══ Data supplied ══
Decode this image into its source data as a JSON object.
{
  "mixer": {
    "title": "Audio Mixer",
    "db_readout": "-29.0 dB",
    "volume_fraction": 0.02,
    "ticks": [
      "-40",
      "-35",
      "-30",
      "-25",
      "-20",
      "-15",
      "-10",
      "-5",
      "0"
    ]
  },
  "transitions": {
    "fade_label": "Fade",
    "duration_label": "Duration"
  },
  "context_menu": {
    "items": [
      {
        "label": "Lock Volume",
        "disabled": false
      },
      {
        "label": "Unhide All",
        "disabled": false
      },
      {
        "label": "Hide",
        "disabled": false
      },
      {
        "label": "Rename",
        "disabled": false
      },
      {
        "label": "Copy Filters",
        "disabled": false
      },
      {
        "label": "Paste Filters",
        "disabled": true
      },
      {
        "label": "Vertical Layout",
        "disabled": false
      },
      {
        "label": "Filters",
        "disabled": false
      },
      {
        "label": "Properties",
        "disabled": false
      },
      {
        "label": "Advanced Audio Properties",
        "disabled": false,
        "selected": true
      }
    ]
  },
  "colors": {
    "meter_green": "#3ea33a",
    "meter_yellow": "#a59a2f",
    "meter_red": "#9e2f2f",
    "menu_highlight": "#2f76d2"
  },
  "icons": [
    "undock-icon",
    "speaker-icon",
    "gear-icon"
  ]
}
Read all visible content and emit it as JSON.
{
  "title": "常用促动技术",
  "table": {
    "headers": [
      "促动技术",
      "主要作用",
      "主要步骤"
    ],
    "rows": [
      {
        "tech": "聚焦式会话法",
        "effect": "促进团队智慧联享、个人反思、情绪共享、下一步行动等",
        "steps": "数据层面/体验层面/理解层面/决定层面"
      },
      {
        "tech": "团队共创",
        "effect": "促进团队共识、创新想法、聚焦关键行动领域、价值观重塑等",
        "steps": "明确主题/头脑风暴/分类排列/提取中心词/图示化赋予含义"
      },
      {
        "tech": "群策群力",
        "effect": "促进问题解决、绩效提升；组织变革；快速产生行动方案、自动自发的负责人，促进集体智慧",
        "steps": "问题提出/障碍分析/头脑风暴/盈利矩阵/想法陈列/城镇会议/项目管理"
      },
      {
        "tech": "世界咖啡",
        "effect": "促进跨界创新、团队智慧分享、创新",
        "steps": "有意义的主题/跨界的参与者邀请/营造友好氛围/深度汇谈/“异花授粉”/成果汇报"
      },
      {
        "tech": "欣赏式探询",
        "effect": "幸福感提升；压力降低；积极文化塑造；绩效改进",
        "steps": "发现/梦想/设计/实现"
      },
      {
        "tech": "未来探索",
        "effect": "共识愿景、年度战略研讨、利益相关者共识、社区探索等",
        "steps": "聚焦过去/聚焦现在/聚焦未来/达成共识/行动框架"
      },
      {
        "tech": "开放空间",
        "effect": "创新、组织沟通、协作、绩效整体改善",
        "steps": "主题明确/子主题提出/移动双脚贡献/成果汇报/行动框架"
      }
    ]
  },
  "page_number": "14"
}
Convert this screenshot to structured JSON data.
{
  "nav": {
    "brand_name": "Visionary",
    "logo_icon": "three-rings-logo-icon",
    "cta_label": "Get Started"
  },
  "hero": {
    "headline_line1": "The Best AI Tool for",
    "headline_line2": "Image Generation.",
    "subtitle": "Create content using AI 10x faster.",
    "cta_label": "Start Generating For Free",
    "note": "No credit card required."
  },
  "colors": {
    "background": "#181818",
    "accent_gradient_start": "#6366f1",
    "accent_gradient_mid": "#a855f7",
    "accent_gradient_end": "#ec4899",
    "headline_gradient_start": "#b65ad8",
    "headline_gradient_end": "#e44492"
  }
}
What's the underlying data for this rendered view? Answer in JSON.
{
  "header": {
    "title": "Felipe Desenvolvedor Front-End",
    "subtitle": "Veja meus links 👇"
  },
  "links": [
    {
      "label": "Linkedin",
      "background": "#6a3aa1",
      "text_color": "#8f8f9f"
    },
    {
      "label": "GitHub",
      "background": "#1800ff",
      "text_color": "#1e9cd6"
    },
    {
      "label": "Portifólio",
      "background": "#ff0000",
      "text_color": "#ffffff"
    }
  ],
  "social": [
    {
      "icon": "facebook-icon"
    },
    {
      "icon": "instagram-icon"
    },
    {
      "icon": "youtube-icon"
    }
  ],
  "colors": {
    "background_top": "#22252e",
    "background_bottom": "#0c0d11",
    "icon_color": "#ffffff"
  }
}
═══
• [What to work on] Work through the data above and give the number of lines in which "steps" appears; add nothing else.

• [Finished task] 7